### PROBLEM TO WORK ON
Across the records that follow, determine how many lines contain "watermark" and give only the resulting number.

DATASET CONTENT: Begin

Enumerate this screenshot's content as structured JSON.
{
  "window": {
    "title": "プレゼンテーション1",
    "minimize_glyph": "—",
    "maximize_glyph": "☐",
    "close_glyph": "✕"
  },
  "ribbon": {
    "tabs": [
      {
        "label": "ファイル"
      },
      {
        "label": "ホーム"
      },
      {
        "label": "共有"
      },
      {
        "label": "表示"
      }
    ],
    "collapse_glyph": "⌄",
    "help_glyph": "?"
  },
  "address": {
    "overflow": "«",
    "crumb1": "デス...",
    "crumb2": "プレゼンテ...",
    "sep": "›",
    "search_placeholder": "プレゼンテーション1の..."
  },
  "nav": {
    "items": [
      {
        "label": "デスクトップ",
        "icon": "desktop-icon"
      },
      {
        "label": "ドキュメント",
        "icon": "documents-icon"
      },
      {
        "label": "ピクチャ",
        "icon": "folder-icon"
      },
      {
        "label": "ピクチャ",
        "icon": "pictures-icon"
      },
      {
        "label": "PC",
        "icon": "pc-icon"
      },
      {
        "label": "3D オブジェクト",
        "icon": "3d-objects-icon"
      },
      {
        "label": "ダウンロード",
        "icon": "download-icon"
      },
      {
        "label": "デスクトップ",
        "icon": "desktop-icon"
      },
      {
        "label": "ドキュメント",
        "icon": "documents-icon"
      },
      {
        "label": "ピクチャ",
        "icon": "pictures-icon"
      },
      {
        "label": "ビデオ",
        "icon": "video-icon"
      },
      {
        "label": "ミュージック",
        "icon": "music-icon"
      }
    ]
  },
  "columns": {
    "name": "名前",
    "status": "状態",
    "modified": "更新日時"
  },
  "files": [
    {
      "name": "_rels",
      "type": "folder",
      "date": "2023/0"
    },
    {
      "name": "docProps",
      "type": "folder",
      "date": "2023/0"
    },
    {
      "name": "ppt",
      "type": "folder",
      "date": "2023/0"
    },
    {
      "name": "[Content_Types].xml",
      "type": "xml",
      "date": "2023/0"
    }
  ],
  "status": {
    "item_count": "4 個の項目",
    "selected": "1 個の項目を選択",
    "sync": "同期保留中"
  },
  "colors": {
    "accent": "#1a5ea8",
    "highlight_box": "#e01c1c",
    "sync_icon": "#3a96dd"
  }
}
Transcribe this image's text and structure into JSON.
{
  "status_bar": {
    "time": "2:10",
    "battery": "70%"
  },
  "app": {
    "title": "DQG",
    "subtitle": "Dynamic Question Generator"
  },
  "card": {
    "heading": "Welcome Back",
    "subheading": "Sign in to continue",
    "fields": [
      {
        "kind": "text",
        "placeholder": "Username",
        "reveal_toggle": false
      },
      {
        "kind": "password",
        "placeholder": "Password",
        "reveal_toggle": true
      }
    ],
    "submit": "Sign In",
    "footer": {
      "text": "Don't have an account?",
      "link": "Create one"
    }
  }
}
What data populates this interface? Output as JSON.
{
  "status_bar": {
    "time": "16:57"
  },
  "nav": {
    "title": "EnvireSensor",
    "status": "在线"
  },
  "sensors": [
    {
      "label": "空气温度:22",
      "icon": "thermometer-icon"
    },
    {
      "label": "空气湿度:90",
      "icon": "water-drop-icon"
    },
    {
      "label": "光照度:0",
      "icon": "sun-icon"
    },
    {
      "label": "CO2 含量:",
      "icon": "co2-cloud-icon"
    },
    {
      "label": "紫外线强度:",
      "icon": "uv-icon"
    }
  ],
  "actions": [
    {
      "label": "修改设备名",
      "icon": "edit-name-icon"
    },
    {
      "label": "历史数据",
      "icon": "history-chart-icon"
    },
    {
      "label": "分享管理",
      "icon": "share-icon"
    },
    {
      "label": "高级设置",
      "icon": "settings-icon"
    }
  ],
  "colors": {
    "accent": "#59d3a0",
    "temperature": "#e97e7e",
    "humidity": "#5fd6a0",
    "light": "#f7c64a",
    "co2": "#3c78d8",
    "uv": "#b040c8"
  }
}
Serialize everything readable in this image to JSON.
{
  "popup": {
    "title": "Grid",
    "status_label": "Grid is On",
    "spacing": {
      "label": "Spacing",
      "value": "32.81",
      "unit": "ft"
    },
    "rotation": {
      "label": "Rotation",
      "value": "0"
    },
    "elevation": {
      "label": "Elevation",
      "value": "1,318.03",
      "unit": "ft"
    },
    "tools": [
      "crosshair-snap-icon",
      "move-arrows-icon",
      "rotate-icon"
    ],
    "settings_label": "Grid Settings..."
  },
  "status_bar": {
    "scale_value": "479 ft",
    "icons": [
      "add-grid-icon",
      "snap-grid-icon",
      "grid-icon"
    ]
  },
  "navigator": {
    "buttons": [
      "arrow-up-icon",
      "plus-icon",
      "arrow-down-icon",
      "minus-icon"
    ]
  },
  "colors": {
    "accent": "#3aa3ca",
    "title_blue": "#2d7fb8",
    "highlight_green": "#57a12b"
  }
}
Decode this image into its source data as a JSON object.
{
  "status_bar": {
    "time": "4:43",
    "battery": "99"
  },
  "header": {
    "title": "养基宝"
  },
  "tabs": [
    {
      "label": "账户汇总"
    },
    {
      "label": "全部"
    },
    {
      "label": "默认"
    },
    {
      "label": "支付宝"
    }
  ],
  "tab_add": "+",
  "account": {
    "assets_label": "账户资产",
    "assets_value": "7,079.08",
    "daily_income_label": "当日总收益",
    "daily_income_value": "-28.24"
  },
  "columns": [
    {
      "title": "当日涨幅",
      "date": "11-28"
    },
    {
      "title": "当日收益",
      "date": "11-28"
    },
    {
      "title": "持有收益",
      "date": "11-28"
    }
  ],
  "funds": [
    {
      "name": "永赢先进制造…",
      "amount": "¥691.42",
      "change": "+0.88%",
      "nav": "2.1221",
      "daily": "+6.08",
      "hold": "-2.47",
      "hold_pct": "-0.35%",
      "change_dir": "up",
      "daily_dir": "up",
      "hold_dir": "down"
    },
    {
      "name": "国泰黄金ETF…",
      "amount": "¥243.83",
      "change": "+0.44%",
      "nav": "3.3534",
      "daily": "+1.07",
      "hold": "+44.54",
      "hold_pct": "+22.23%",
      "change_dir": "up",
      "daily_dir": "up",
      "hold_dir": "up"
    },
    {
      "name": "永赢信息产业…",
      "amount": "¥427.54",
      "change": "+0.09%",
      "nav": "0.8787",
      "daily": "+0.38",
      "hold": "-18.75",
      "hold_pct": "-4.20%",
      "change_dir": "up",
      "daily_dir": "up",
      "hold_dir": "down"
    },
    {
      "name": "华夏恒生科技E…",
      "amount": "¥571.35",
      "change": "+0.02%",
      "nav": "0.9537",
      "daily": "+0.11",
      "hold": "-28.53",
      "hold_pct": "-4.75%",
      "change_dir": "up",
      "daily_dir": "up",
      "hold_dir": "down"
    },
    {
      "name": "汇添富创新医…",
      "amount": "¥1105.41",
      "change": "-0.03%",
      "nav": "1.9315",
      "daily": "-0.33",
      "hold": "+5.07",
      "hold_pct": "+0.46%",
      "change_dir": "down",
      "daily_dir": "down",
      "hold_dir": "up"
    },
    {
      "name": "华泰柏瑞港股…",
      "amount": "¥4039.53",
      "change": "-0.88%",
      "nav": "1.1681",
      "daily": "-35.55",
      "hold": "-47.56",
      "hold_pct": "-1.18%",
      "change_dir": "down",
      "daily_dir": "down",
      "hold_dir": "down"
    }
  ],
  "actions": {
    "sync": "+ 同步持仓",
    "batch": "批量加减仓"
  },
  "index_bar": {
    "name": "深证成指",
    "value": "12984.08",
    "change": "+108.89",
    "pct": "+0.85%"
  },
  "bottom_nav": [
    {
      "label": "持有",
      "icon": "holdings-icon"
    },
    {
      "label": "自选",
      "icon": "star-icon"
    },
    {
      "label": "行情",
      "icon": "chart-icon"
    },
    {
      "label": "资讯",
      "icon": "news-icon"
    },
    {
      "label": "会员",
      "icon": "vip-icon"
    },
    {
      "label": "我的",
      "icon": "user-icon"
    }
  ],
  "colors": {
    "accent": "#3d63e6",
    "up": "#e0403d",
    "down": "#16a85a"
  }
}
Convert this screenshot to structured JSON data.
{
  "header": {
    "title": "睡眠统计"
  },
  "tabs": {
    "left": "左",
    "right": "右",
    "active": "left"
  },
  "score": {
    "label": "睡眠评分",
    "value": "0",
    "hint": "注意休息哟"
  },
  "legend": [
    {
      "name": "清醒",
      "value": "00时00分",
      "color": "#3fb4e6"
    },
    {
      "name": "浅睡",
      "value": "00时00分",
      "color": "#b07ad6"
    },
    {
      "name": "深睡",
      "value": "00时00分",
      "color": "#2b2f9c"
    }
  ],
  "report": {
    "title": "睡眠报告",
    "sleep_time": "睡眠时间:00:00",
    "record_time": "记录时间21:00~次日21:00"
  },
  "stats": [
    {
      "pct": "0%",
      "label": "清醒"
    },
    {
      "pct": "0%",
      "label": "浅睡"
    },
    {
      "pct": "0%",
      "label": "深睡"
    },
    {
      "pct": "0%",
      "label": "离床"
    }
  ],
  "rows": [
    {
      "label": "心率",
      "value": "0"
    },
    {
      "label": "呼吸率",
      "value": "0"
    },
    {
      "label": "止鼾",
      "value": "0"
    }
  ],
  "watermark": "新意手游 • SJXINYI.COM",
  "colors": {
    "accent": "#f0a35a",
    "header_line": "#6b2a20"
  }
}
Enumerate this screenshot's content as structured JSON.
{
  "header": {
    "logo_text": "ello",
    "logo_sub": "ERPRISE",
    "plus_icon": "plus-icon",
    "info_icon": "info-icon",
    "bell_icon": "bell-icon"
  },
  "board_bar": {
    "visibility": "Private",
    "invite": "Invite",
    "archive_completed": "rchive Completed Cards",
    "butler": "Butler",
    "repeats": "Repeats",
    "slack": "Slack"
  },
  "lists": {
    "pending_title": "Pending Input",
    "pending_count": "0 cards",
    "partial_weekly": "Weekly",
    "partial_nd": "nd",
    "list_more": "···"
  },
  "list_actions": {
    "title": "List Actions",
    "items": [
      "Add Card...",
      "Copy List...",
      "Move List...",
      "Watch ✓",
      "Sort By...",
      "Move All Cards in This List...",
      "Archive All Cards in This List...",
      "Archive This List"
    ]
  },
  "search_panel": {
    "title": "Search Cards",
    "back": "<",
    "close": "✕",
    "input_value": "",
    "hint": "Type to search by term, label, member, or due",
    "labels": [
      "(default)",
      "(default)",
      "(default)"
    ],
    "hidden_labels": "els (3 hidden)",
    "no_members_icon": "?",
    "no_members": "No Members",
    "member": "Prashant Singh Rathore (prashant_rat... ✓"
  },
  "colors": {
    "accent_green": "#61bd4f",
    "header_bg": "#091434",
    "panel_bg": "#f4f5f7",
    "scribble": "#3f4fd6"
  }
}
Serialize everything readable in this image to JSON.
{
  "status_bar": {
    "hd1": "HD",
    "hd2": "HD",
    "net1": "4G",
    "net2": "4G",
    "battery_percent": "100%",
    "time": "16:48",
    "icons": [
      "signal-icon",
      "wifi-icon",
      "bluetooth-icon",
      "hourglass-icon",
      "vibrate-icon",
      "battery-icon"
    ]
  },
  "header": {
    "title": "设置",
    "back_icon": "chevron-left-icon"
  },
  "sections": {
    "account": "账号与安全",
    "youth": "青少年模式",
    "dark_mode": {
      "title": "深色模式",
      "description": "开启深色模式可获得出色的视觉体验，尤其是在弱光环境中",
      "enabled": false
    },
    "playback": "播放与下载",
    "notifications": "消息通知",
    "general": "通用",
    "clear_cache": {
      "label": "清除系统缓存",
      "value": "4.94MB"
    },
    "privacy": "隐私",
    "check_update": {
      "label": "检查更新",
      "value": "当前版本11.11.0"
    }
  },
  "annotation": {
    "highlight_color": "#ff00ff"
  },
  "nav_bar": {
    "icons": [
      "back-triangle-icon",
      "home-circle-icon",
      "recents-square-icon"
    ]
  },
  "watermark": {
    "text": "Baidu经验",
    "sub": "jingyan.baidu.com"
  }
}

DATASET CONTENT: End

### OUTPUT BELOW
2